New York is a LTC Basket Case 

Distinctive Facts re NY (most from AARP "Across the States" report) 

o  Between 2002 and 2020, NY's % of population 85 plus will grow from 1.7% to 2.3% 

o  New York is Number 1 on these categories: 

            -  Total Medicaid Spending:  $38.5 billion (2003)
           
-  LTC Spending Per Capita:  $815; US ave.:  $288
           
-  HCBS Spending Per Capita:  $317; US ave.:  $95 

o  Medicaid nursing home reimbursement rate:  $172 (2002)
   
Private-pay "          "                "             "  :  $260 (2003)
   
Medicaid pays only 66% of the private-pay rate

o  Medicaid as Primary Payer (%), 2003:            73.7 vs. 66.3 US
   
Medicare as Primary Payer (%), 2003:            11.9 vs. 11.3 US
   
“Other” as Primary Payer (%), 2003:            14.4 vs. 22.4 US 

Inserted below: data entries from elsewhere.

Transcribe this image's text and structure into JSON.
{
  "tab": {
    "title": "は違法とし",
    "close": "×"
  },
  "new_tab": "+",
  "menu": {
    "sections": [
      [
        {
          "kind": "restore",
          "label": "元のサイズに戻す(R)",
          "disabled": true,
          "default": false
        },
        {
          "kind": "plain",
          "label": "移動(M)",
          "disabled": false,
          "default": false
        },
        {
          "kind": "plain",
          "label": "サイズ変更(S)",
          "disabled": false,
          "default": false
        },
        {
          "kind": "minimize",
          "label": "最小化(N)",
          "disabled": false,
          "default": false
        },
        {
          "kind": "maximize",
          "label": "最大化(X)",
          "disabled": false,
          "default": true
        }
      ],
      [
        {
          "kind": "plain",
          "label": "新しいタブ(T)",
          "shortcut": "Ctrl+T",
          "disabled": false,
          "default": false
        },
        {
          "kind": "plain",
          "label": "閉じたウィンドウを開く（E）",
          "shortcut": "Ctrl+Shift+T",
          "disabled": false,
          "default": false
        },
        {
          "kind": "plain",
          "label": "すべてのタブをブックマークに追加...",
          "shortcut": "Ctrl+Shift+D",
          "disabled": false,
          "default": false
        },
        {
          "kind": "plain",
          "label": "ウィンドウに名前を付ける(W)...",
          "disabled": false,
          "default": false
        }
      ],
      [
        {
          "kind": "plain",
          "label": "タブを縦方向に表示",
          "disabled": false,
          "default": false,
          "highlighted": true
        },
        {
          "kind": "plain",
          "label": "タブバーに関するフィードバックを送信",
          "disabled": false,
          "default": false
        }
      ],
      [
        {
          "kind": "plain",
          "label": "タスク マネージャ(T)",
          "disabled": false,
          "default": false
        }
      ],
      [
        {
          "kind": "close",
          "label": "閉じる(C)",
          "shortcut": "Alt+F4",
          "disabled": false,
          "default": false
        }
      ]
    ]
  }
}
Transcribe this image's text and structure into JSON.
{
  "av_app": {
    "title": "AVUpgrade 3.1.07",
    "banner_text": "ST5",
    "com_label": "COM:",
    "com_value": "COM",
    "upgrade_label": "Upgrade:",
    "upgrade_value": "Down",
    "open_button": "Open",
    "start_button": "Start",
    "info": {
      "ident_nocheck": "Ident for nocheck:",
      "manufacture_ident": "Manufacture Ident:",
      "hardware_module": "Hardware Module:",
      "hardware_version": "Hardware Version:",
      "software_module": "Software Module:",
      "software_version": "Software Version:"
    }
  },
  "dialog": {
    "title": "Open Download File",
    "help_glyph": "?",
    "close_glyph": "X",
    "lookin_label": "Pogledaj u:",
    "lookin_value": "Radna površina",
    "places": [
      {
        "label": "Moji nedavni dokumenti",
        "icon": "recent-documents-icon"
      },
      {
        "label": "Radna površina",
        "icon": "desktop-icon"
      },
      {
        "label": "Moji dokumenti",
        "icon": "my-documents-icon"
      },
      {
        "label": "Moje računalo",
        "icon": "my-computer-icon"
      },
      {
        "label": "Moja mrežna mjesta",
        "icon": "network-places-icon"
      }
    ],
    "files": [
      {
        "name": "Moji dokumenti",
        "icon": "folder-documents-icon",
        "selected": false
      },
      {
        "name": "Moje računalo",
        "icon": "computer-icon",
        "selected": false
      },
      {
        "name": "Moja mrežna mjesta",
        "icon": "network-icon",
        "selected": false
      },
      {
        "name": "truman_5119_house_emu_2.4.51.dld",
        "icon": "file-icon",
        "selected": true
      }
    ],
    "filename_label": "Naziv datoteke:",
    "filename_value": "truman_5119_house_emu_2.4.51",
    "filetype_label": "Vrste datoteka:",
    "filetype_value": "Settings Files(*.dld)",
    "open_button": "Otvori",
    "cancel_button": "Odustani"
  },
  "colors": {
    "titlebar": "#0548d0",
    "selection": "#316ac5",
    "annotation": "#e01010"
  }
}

o  Very low estate recoveries:  .27% of LTC costs; rank 37
   
Very low LTCi market penetration:  1% to 5%
 

o  Spousal refusal 

o  No TOA for home care 

o  LTC Compact - $330K or half assets pledged; lock in heavy government financing; unsupportable for long-term 

o  Worst fact:  I have to pay half the cost as a federal taxpayer! 

Following this set up, Steve analyzed the problem and presented these recommendations: 

o  The State of New York should conduct a top-to-bottom review of Medicaid long-term care eligibility, coverage, services, and estate recoveries.   

o  The county-administered system in New York creates problems and complications that need to be monitored more closely, documented thoroughly, and corrected where possible.   

o  The state should put an end to the "Spousal Refusal" eligibility dodge by pursuing its subrogated right to litigate on its and the Medicaid recipient's behalf in all such cases.   

o  New York should study and document the practice of Medicaid estate planning, develop hard-dollar estimates of the cost to state and federal taxpayers (who each pay half the cost of Medicaid), and close eligibility "loopholes" that can be controlled at the state level.   

o  New York should aggressively implement the new DRA statutory authorities to help the state control its Medicaid long-term care eligibility hemorrhage.  Also, apply TOA rules to home care. 

o  The state should mount a public relations campaign to educate the public that long-term care is a personal responsibility for which public financing will become less and less available as time goes on. 

o  New York should encourage the purchase of private LTC insurance and the use of home equity conversion (e.g. reverse mortgages) to pay for long-term care.